Your assignment:
All of the data below must be reproduced word for word, but without its images.

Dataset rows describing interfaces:
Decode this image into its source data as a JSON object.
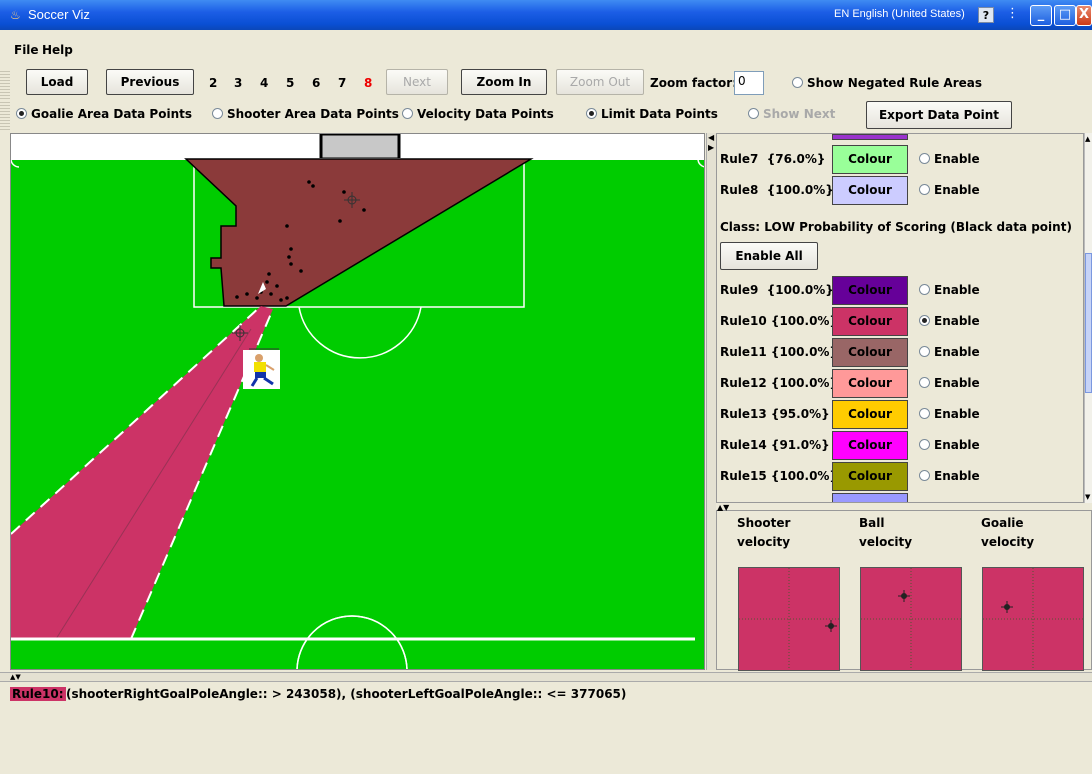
{
  "window": {
    "title": "Soccer Viz",
    "language": "EN English (United States)",
    "help": "?"
  },
  "menu": {
    "file": "File",
    "help": "Help"
  },
  "toolbar": {
    "load": "Load",
    "previous": "Previous",
    "pages": [
      "2",
      "3",
      "4",
      "5",
      "6",
      "7",
      "8"
    ],
    "active_page": "8",
    "next": "Next",
    "zoom_in": "Zoom In",
    "zoom_out": "Zoom Out",
    "zoom_factor_label": "Zoom factor:",
    "zoom_factor_value": "0",
    "show_negated": "Show Negated Rule Areas"
  },
  "toolbar2": {
    "goalie_area": "Goalie Area Data Points",
    "shooter_area": "Shooter Area Data Points",
    "velocity": "Velocity Data Points",
    "limit": "Limit Data Points",
    "show_next": "Show Next",
    "export": "Export Data Point"
  },
  "colors": {
    "pitch": "#00cc00",
    "goal_area": "#8b3a3a",
    "rule_area": "#cc3366"
  },
  "rules_top": [
    {
      "label": "Rule7  {76.0%}",
      "colour": "Colour",
      "swatch": "#99ff99",
      "enable": "Enable",
      "enabled": false
    },
    {
      "label": "Rule8  {100.0%}",
      "colour": "Colour",
      "swatch": "#ccccff",
      "enable": "Enable",
      "enabled": false
    }
  ],
  "class_label": "Class: LOW Probability of Scoring (Black data point)",
  "enable_all": "Enable All",
  "rules_low": [
    {
      "label": "Rule9  {100.0%}",
      "colour": "Colour",
      "swatch": "#660099",
      "enable": "Enable",
      "enabled": false
    },
    {
      "label": "Rule10 {100.0%}",
      "colour": "Colour",
      "swatch": "#cc3366",
      "enable": "Enable",
      "enabled": true
    },
    {
      "label": "Rule11 {100.0%}",
      "colour": "Colour",
      "swatch": "#996666",
      "enable": "Enable",
      "enabled": false
    },
    {
      "label": "Rule12 {100.0%}",
      "colour": "Colour",
      "swatch": "#ff9999",
      "enable": "Enable",
      "enabled": false
    },
    {
      "label": "Rule13 {95.0%}",
      "colour": "Colour",
      "swatch": "#ffcc00",
      "enable": "Enable",
      "enabled": false
    },
    {
      "label": "Rule14 {91.0%}",
      "colour": "Colour",
      "swatch": "#ff00ff",
      "enable": "Enable",
      "enabled": false
    },
    {
      "label": "Rule15 {100.0%}",
      "colour": "Colour",
      "swatch": "#999900",
      "enable": "Enable",
      "enabled": false
    }
  ],
  "velocity": {
    "shooter": "Shooter velocity",
    "ball": "Ball velocity",
    "goalie": "Goalie velocity"
  },
  "status": {
    "rule": "Rule10:",
    "text": "(shooterRightGoalPoleAngle:: > 243058), (shooterLeftGoalPoleAngle:: <= 377065)"
  }
}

Finished exercise:
Decode this image into its source data as a JSON object.
{
  "window": {
    "title": "Soccer Viz",
    "language": "EN English (United States)",
    "help": "?"
  },
  "menu": {
    "file": "File",
    "help": "Help"
  },
  "toolbar": {
    "load": "Load",
    "previous": "Previous",
    "pages": [
      "2",
      "3",
      "4",
      "5",
      "6",
      "7",
      "8"
    ],
    "active_page": "8",
    "next": "Next",
    "zoom_in": "Zoom In",
    "zoom_out": "Zoom Out",
    "zoom_factor_label": "Zoom factor:",
    "zoom_factor_value": "0",
    "show_negated": "Show Negated Rule Areas"
  },
  "toolbar2": {
    "goalie_area": "Goalie Area Data Points",
    "shooter_area": "Shooter Area Data Points",
    "velocity": "Velocity Data Points",
    "limit": "Limit Data Points",
    "show_next": "Show Next",
    "export": "Export Data Point"
  },
  "colors": {
    "pitch": "#00cc00",
    "goal_area": "#8b3a3a",
    "rule_area": "#cc3366"
  },
  "rules_top": [
    {
      "label": "Rule7  {76.0%}",
      "colour": "Colour",
      "swatch": "#99ff99",
      "enable": "Enable",
      "enabled": false
    },
    {
      "label": "Rule8  {100.0%}",
      "colour": "Colour",
      "swatch": "#ccccff",
      "enable": "Enable",
      "enabled": false
    }
  ],
  "class_label": "Class: LOW Probability of Scoring (Black data point)",
  "enable_all": "Enable All",
  "rules_low": [
    {
      "label": "Rule9  {100.0%}",
      "colour": "Colour",
      "swatch": "#660099",
      "enable": "Enable",
      "enabled": false
    },
    {
      "label": "Rule10 {100.0%}",
      "colour": "Colour",
      "swatch": "#cc3366",
      "enable": "Enable",
      "enabled": true
    },
    {
      "label": "Rule11 {100.0%}",
      "colour": "Colour",
      "swatch": "#996666",
      "enable": "Enable",
      "enabled": false
    },
    {
      "label": "Rule12 {100.0%}",
      "colour": "Colour",
      "swatch": "#ff9999",
      "enable": "Enable",
      "enabled": false
    },
    {
      "label": "Rule13 {95.0%}",
      "colour": "Colour",
      "swatch": "#ffcc00",
      "enable": "Enable",
      "enabled": false
    },
    {
      "label": "Rule14 {91.0%}",
      "colour": "Colour",
      "swatch": "#ff00ff",
      "enable": "Enable",
      "enabled": false
    },
    {
      "label": "Rule15 {100.0%}",
      "colour": "Colour",
      "swatch": "#999900",
      "enable": "Enable",
      "enabled": false
    }
  ],
  "velocity": {
    "shooter": "Shooter velocity",
    "ball": "Ball velocity",
    "goalie": "Goalie velocity"
  },
  "status": {
    "rule": "Rule10:",
    "text": "(shooterRightGoalPoleAngle:: > 243058), (shooterLeftGoalPoleAngle:: <= 377065)"
  }
}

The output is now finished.